Golden Trophies 2011


By Hindustan Times

Mumbai, Dec. 31 -- Salman Khan (Bodyguard, Ready) was the top performer in Bollywood of 2011. Let alone that terrible news. Here's the good one: there's a whole world within striking distance from where you can hear cash registers ringing incessantly, and the movie that's killing it at the box-office is neither a Southern remake nor being panned by reviewers.

This was the year when critical acclaim, in a lot of cases, simultaneously spelt commercial success. In case you missed these films, you can watch them on DVD, many years later as well, which is what counts more than a first weekend's collections.

Here's my list of the top 10 of '11:

1. Zoya Akhtar's Zindagi Na Milegi Dobara Heartrending yet hilarious, expansive, still intimate, this is an urbane bro-mance that, like its predecessor Dil Chahta Hai (2001), will pass the test of time. Easily the best 'mainstream, commercial' film of the year.

2. Abhinay Deo's Delhi Belly At once outrageous and outstanding, this picture proved that crass toilet humour, served with such no-holds-barred sense of purpose, can be loved and appreciated for its honesty still. Full respect.

3. Kiran Rao's Dhobi Ghat Calm, lyrical, expressive, minimalist: all of it in about 90 minutes, paying tribute to a city where classes merge into a common river of sorrow, beauty and hope.
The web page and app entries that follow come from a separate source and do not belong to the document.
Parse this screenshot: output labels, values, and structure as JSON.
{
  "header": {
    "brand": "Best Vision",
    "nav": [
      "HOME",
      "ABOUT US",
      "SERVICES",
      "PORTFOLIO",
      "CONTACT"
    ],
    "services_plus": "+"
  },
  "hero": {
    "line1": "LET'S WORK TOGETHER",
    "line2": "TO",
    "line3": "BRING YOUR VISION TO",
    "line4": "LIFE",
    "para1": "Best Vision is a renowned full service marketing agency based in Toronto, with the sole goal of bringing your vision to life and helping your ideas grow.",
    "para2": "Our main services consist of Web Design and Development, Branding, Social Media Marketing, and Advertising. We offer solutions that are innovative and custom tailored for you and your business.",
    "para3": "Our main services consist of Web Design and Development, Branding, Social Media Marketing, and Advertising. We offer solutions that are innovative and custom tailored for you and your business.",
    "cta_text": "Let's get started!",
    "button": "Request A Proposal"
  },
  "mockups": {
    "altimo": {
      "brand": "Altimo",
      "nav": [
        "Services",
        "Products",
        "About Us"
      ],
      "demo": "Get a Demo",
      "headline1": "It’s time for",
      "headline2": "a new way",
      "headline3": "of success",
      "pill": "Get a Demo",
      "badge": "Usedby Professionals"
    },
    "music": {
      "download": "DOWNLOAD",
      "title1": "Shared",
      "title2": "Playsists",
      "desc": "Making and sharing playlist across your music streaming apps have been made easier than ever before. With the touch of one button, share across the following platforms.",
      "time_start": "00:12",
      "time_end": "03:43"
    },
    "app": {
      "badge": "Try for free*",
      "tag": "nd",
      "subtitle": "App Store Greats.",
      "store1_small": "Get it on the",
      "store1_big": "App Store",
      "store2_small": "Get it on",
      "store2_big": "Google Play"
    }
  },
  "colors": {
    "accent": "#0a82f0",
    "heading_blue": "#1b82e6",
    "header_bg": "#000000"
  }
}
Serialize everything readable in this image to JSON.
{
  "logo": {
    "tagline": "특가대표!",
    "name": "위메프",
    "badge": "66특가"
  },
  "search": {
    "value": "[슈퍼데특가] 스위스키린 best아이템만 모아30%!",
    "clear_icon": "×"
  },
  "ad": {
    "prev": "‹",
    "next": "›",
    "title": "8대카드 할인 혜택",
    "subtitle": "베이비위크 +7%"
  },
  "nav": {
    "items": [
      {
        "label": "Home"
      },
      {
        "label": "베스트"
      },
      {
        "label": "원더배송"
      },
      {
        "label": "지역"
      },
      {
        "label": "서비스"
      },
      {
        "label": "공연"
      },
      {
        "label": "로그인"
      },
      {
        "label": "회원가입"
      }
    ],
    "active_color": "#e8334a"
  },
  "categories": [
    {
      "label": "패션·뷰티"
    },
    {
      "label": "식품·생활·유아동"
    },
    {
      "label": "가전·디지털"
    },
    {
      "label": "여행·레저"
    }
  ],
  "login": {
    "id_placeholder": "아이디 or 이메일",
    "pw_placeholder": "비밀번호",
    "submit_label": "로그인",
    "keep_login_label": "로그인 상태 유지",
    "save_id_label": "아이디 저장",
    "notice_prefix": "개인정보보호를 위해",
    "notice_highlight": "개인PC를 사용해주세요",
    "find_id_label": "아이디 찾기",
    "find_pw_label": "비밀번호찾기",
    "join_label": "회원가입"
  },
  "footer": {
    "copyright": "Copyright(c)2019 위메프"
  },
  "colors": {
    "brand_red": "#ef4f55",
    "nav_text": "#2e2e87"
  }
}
We remain unaware of how each of us affects the other every day. If you're conscious, this film's subtlety will touch you for sure.

4. Tigmanshu Dhulia's Sahib Biwi Aur Gangster Punk chauffeur, scheming wife, credulous landlord, and a page-turner script set in Middle India that has a twist waiting for you at every corner. This Macbeth-like tragedy reminds you less of Guru Dutt's Sahib Biwi Aur Ghulam, more of Vishal Bhardwaj's Maqbool. What better compliment to pay.

5. Imtiaz Ali's Rockstar In a word, this movie displayed, beyond doubt, Bollywood has an altogether new rockstar now. In time-honoured tradition, if it's not a Khan or Kumar, it's a Kapoor!

6. Shoaib Mansoor's This Urdu gem's poetic enough in dialogue to mak you feel like you at a mushaira. Screenplay is a literary tour de force, almost like an accomplished novel, set in contemporary, apolitical side of Pakistan. Performances, especially of the flawed old Hakeem (Manzar Sehbai), remain unmatched. Truly, super bol, this.

7. Krishna DK and Raj Nidimoru's Shor In The City Very Guy Ritchie in its goofiness, completely Mumbai in its chaos, this richly textured, inspiringly cast, stream of consciousness plays along with several stories meeting on Ganesh Chaturthi. I suspect if Suketu Mehta's stupendous Maximum City was a film, it'd come close to this.

8. Rajkumar Gupta's No One Killed Jessica / Milan Luthria's The Dirty Picture / Anand Rai's Tanu Weds Manu Semi-realistic, hugely entertaining, smartly original: girl-power galore. I guess if the vane super-stars continue to play themselves on screen, it's the ladies who must take the lead. Audiences thankfully approve.

9. Amole Gupte's Stanley Ka Dabba / Sanjeevan Lal's Bubble Gum / Nila Panda's I Am Kalam Child is clearly the father of (the leading) man, the mentioned movies showed this well: each of them truthful at heart, sorted in the head, deeply evocative and marvelously inspired.

10. Sudhir Mishra's Yeh Saali Zindagi / Prawal Raman's 404 Both thrillers: one, slightly Dickensian, the other, supernatural. Tension is at once withheld, and released, and withheld again. So is the suspense. As they say, on the whole (ah, I love, on the whole), neither disappoints!